Tuesday, 27 June 2017
Angels, Aleppo and Appreciation
Today has been a game of two halves - two polar opposites of emotion. I went to bed last night consuming the news coming out of Aleppo and as my head hit the pillow, tears rolled down my cheeks. With each new tweet the horrors unfolded...medics being murdered, those loyal servants to their people who have worked tirelessly to protect & mend their fellow human beings, women and children reportedly being executed on sight and hundreds of men missing. I watched videos of Syrians begging, yes begging, for international support, for salvation, for our aid. This is not new - they have been calling more intensely on us for several months now but government after government around the world have put their hands over their ears and eyes. Members of the public who have become so used to these images, Tim Farron described it as 'compassion fatigue', have become beguiled by fanatics telling us these children, these families needing our help are terrorists wanting to harm us.
I can openly admit that I have become somewhat obsessed with Syria, with Aleppo. I feel no shame in that - my obsession comes from a place of disbelief that we have not helped, that genocide is taking place yet we, humanity, has become so isolationist, so self absorbed that we have idly sat back and allowed this massacre come to pass.
This morning as I brushed my eldest daughter's hair, I tried to imagine what my fellow parents were enduring in Aleppo. With each brushstroke I pictured the devastation of not being able to protect your child, knowing that your life was likely to be lost and I wondered the fury that must be racing through their veins knowing the whole world knows what is happening and is simply ignoring it. As we walked to school I felt a sense of both sadness and appreciation. Sadness at being so utterly redundant to help, so pathetically incapable of making a difference. Appreciation that we were free and safe to live life - to criticise our government without fear of reprisal, to question decisions, to walk in our town without threat of violence. I felt an overwhelming sense of guilt at that feeling - why should some of us be lucky and some not.

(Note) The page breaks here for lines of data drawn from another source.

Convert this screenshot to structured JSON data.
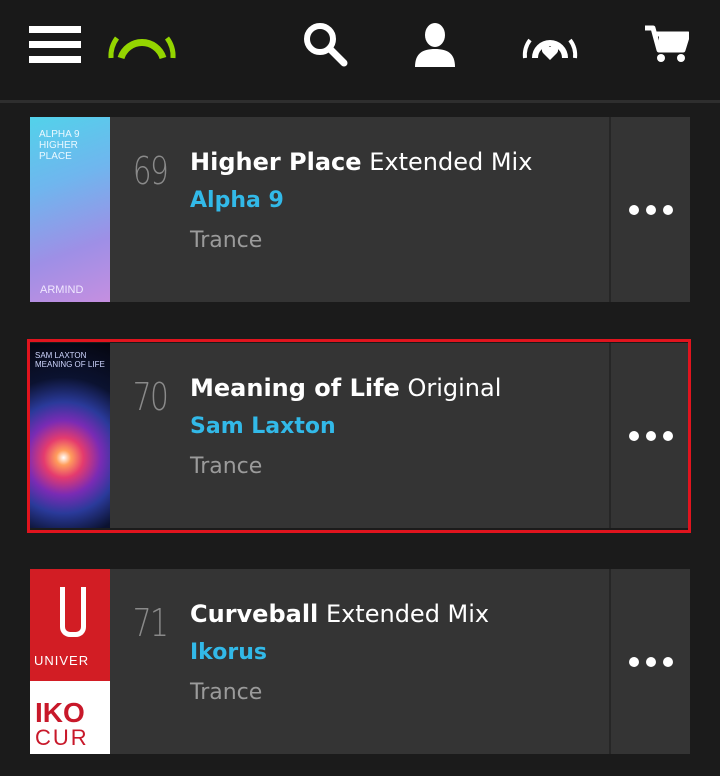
{
  "header": {
    "icons": [
      "menu-icon",
      "beatport-logo-icon",
      "search-icon",
      "account-icon",
      "mybeatport-icon",
      "cart-icon"
    ],
    "colors": {
      "logo": "#94d500",
      "icons": "#ffffff"
    }
  },
  "tracks": [
    {
      "rank": "69",
      "title": "Higher Place",
      "mix": "Extended Mix",
      "artist": "Alpha 9",
      "genre": "Trance",
      "art_text": [
        "ALPHA 9",
        "HIGHER PLACE"
      ],
      "art_label": "ARMIND"
    },
    {
      "rank": "70",
      "title": "Meaning of Life",
      "mix": "Original",
      "artist": "Sam Laxton",
      "genre": "Trance",
      "art_text": [
        "SAM LAXTON",
        "MEANING OF LIFE"
      ],
      "highlighted": true
    },
    {
      "rank": "71",
      "title": "Curveball",
      "mix": "Extended Mix",
      "artist": "Ikorus",
      "genre": "Trance",
      "art_text": [
        "UNIVER",
        "IKO",
        "CUR"
      ]
    }
  ],
  "colors": {
    "artist": "#32b9e8",
    "highlight": "#e0141e",
    "row_bg": "#343434"
  }
}
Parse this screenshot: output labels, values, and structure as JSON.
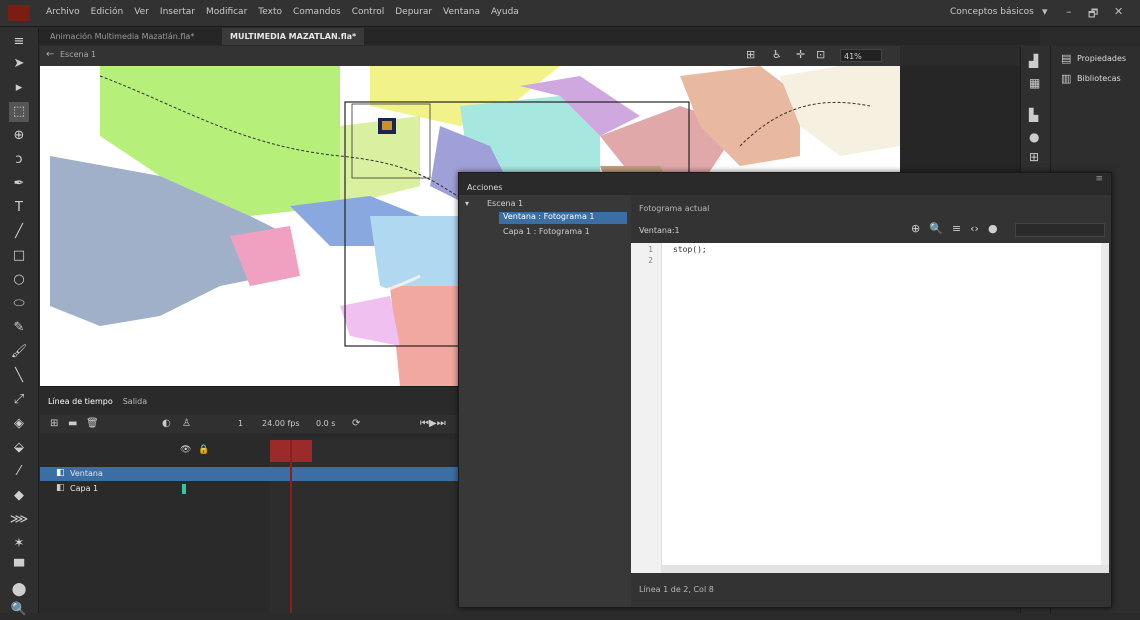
{
  "menu": {
    "items": [
      "Archivo",
      "Edición",
      "Ver",
      "Insertar",
      "Modificar",
      "Texto",
      "Comandos",
      "Control",
      "Depurar",
      "Ventana",
      "Ayuda"
    ],
    "workspace": "Conceptos básicos",
    "window_buttons": [
      "▾",
      "–",
      "🗗",
      "✕"
    ]
  },
  "tabs": [
    "Animación Multimedia Mazatlán.fla*",
    "MULTIMEDIA MAZATLAN.fla*"
  ],
  "editbar": {
    "scene": "Escena 1",
    "zoom": "41%"
  },
  "right_panel": {
    "items": [
      "Propiedades",
      "Bibliotecas"
    ]
  },
  "timeline": {
    "tabs": [
      "Línea de tiempo",
      "Salida"
    ],
    "frame_label": "1",
    "fps": "24.00 fps",
    "time": "0.0 s",
    "layers": [
      {
        "name": "Ventana",
        "selected": true
      },
      {
        "name": "Capa 1",
        "selected": false
      }
    ]
  },
  "actions": {
    "title": "Acciones",
    "tree": {
      "scene": "Escena 1",
      "items": [
        {
          "label": "Ventana : Fotograma 1",
          "selected": true
        },
        {
          "label": "Capa 1 : Fotograma 1",
          "selected": false
        }
      ]
    },
    "current_frame_label": "Fotograma actual",
    "location": "Ventana:1",
    "code_lines": [
      "stop();",
      ""
    ],
    "line_numbers": [
      "1",
      "2"
    ],
    "status": "Línea 1 de 2, Col 8"
  },
  "colors": {
    "accent": "#3b6fa3",
    "playhead": "#9b2a2a",
    "app": "#7a1d12"
  }
}
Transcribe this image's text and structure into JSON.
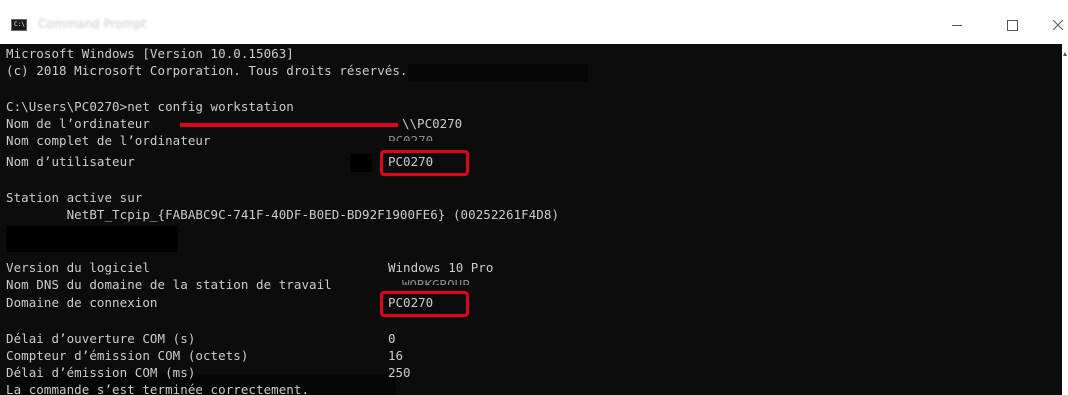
{
  "window": {
    "title": "Command Prompt",
    "minimize_label": "—",
    "maximize_label": "☐",
    "close_label": "✕"
  },
  "console": {
    "header_line1": "Microsoft Windows [Version 10.0.15063]",
    "header_line2": "(c) 2018 Microsoft Corporation. Tous droits réservés.",
    "prompt_line": "C:\\Users\\PC0270>net config workstation",
    "rows": [
      {
        "label": "Nom de l’ordinateur",
        "value": "\\\\PC0270"
      },
      {
        "label": "Nom complet de l’ordinateur",
        "value": "PC0270"
      },
      {
        "label": "Nom d’utilisateur",
        "value": "PC0270"
      }
    ],
    "station_label": "Station active sur",
    "station_value": "        NetBT_Tcpip_{FABABC9C-741F-40DF-B0ED-BD92F1900FE6} (00252261F4D8)",
    "rows2": [
      {
        "label": "Version du logiciel",
        "value": "Windows 10 Pro"
      },
      {
        "label": "Nom DNS du domaine de la station de travail",
        "value": "WORKGROUP"
      },
      {
        "label": "Domaine de connexion",
        "value": "PC0270"
      }
    ],
    "rows3": [
      {
        "label": "Délai d’ouverture COM (s)",
        "value": "0"
      },
      {
        "label": "Compteur d’émission COM (octets)",
        "value": "16"
      },
      {
        "label": "Délai d’émission COM (ms)",
        "value": "250"
      }
    ],
    "final_line": "La commande s’est terminée correctement."
  },
  "colors": {
    "console_bg": "#0c0c0c",
    "console_text": "#cccccc",
    "highlight": "#e3001b"
  },
  "icons": {
    "app": "cmd-icon",
    "minimize": "minimize-icon",
    "maximize": "maximize-icon",
    "close": "close-icon"
  }
}
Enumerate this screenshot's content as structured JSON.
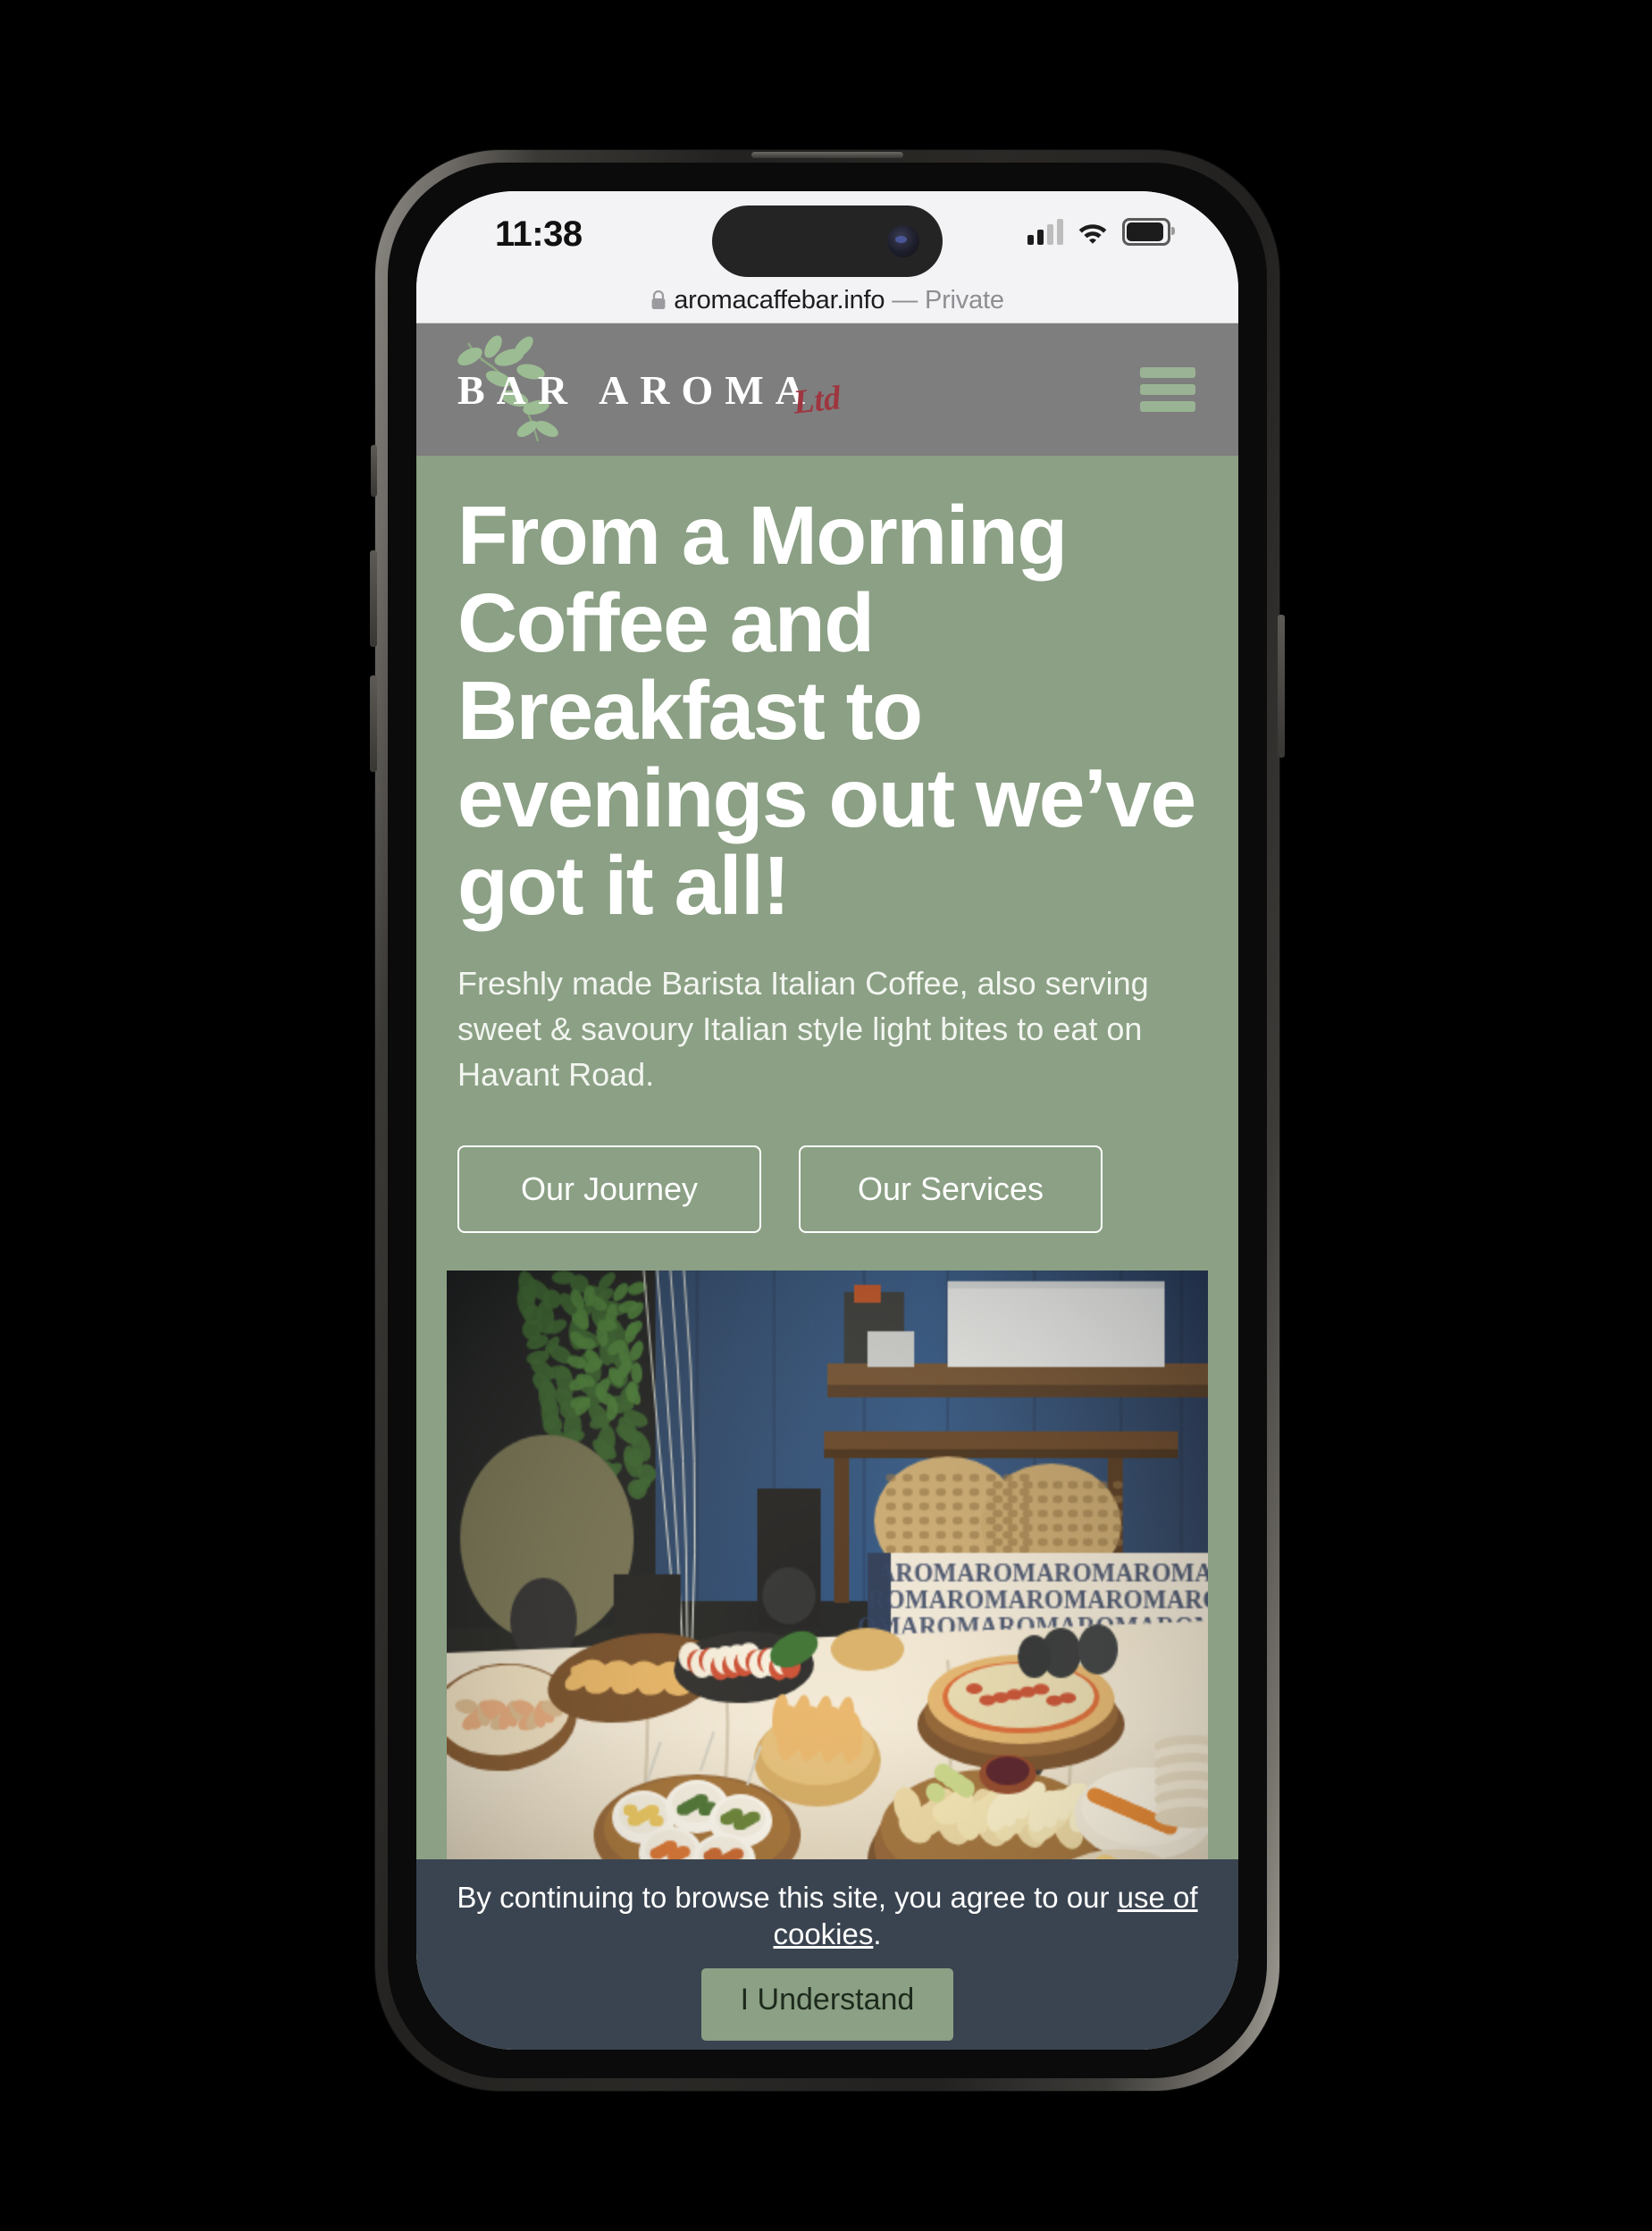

I then attended my youngest daughter's first Nativity...it was a beautiful cohesion of shambolic loveliness. Little people singing, dancing, forgetting their lines, pulling their skirts up over their heads and yet it was entirely peaceful. As I watched Bean, again I felt total appreciation for seeing her fulfilling the role of angel. Three years ago, I wondered if my little baby who was skin and bone, floppy and desperately unwell, would make it to her first birthday, let alone the joy of her first show. As that sense of gratitude washed through me and I listened to the Priest's words about reminding ourselves to be kind, to care for others and protect one another, I felt both hope and despair. Hope that Bean had achieved so much and despair of the world she was growing into.
The juxtaposition of those emotions reminded me to never stop thinking of those people in Aleppo, to not remain silent & pretend it isn't happening. To shout from the rooftops that we must do more to be kind, to care for, to protect. I've lost my faith in God, in fact I'm very angry with him, but I do hope that the messages I heard today disseminate. For every awful atrocity that we hear of, it is a scar on humanity. It should hurt every single one of us because the day it doesn't, we are truly lost. With every cruel act we are consistently seeing both the negligence & then the beauty of mankind. Men and women running to help, people donating time, money, possessions to those in need. If that behaviour, that spirit, could be channeled up to government what a difference we could actually make.